how would you solve 2x=5 (mod 7) 3x=4 (mod8)
Here's the catch: division is unique if the modulus is prime; otherwise, it can be multi-valued. So 5 / 2 mod 7 is unique, and equal to...
6, right?
what does 5/2 mean?
Five divided by two
What number, multiplied by 2, yields 5 when operating mod 7?
20?
Sure. But 20 = 6 mod 7
Notice that any value you can find which does so is 6 mod 7
That's the easier part.
The trickier part is 3x = 4 mod 8.
Let's think for the moment: if instead it were 2x = 4 mod 8, then both 2 and 6 would work, right?
That's because the 2, from 2x, divides the modulus
So division in modulo composite numbers may be multivalued. This led me to a wrong answer on an AIME problem, and I was mad
wow
Anyway, since 3 does not divide the modulus, 3x = 4 mod 8 has a unique solution, namely 6
what if x were 12?
Namely 4*, that was
and did you use a ≡ b mod m.
a – b = km
Here's what we now know (sorry for not using equivalent signs): x = 6 mod 7; x = 4 mod 8
With me?
how did you change the 5 to 6
Since 2x = 5 mod 7, x = 5/2 mod 7 = 6 mod 7, as above
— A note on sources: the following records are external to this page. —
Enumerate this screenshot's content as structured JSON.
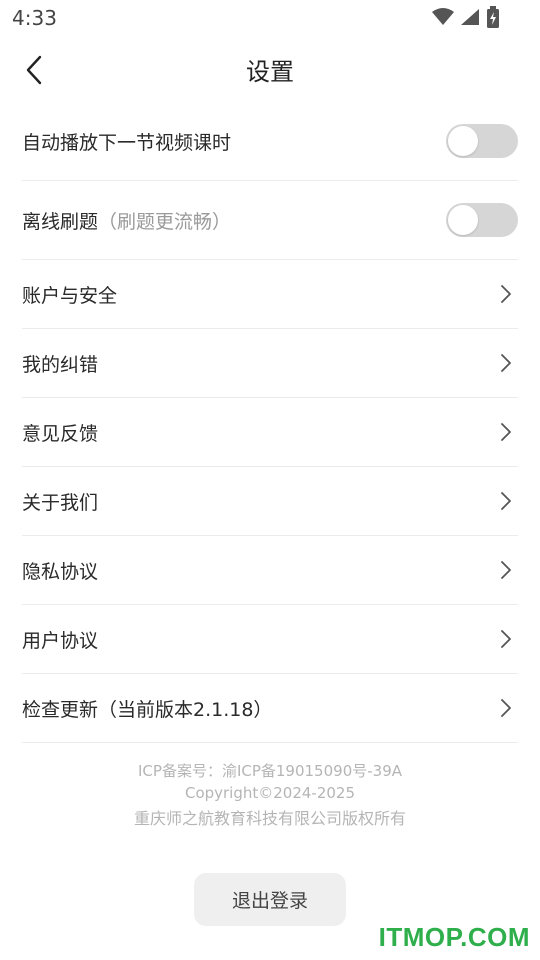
{
  "status_bar": {
    "time": "4:33",
    "icons": [
      "wifi-icon",
      "signal-icon",
      "battery-charging-icon"
    ]
  },
  "header": {
    "title": "设置",
    "back_icon": "chevron-left-icon"
  },
  "settings": {
    "autoplay": {
      "label": "自动播放下一节视频课时",
      "enabled": false
    },
    "offline": {
      "label": "离线刷题",
      "hint": "（刷题更流畅）",
      "enabled": false
    },
    "items": [
      {
        "label": "账户与安全"
      },
      {
        "label": "我的纠错"
      },
      {
        "label": "意见反馈"
      },
      {
        "label": "关于我们"
      },
      {
        "label": "隐私协议"
      },
      {
        "label": "用户协议"
      },
      {
        "label": "检查更新（当前版本2.1.18）"
      }
    ]
  },
  "footer": {
    "icp": "ICP备案号：渝ICP备19015090号-39A",
    "copyright": "Copyright©2024-2025",
    "company": "重庆师之航教育科技有限公司版权所有"
  },
  "logout": {
    "label": "退出登录"
  },
  "watermark": {
    "text": "ITMOP.COM"
  },
  "colors": {
    "toggle_off": "#d6d6d6",
    "divider": "#ececec",
    "footer_text": "#b5b5b5",
    "watermark": "#2fae4c"
  }
}
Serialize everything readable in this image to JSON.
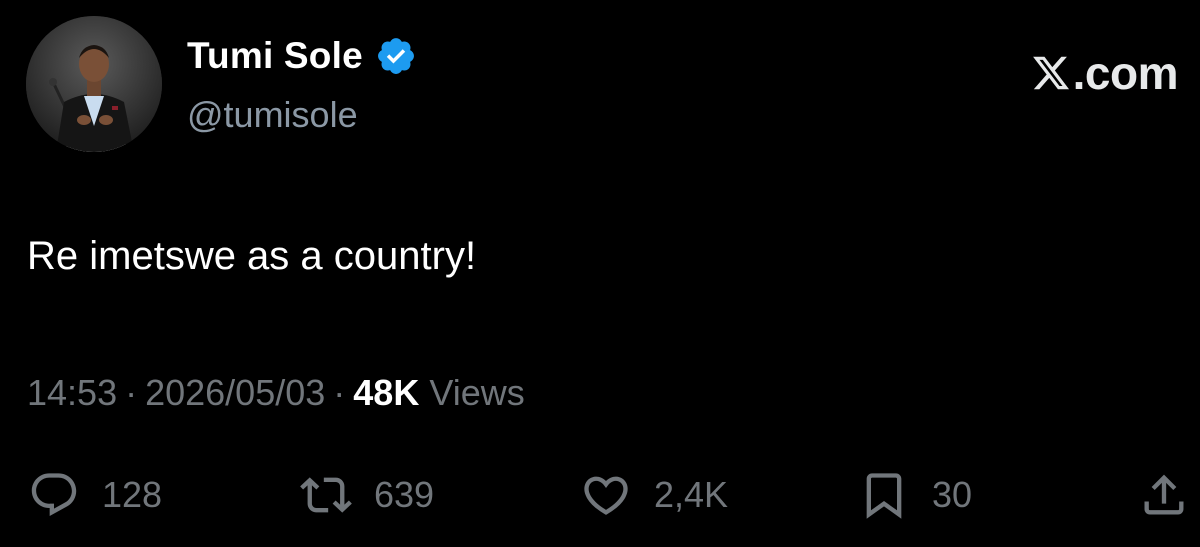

(5/2 does not mean 2.5, it means "the number, which, upon multiplication by 2, yields 5 in modulo 7")
Anyway, we have two different equivalences for x in different moduli. Now comes the key point: the Chinese Remainder Theorem
(CRT)
It says: if you have a system of equations x = ai mod mi
And the mi are relatively prime
There there is a unique solution c such that x = c mod (m1*m2*m3*m4*...*mi)
It should make a bit of intuitive sense
If we know a certain number yields a certain remainder upon division by 3 and 5, say, then we know that it must have a unique remained upon division by 15.
right
Does this make sense?
some thanks though just started mods
Okay. So x = c mod (8 * 7), or x = c mod 56
So, can you find a c such that c = 6 mod 7 AND c = 4 mod 8?
(and c < 56)
Can't find a c
List the 6 mod 7 less than 56: 6, 13, 20, 27, 34, 41, 48, 55
List the 4 mod 8 less than 56: 4, 12, 20, 28, 36, 44, 52
Their intersection has exactly 1 element, as predicted by the CRT: 20
nice
So c = 20, and our solution is x = 20 mod 56
Note:
Although you can solve the original question just by guessing (does ? work, for ? up to 20)
The point is, if x = 20 mod 56, then x does not have to be 20
It can be 76
right
Or 76 + 56 * z, were z is an integer. All such values will solve your system
Sorry to go through this so fast, but that is, in short, how mods work.
yea ill have to look into it thanks! Im tired now
do u consider mods as easy?
Well, you already intuitively know a couple important mods: mod 2 (even/odd) and mod 10 (last digit). And I've been seeing them on math-competition type questions since freshman year, so I'd say they are a bit easier than things like cyclic quadrilaterals
They can get hard, however...
One sec
http://www.artofproblemsolving.com/Wiki/index.php/2013_AIME_I_Problems/Problem_11
I thought mods were easy, but this problem was a pure modular arithmetic one which I messed up somewhere
The key to my failure was this: part of the problem involves x = 3 mod 9
And trying to divide out the relevant parts (since x is already a multiple of 3, but unknown which one)
Anyway
You'll always see modular-type questions. If someone asks you for the last 2 digits of some giant product-like thing, think mod 100, or, by the CRT, mods 4 and 25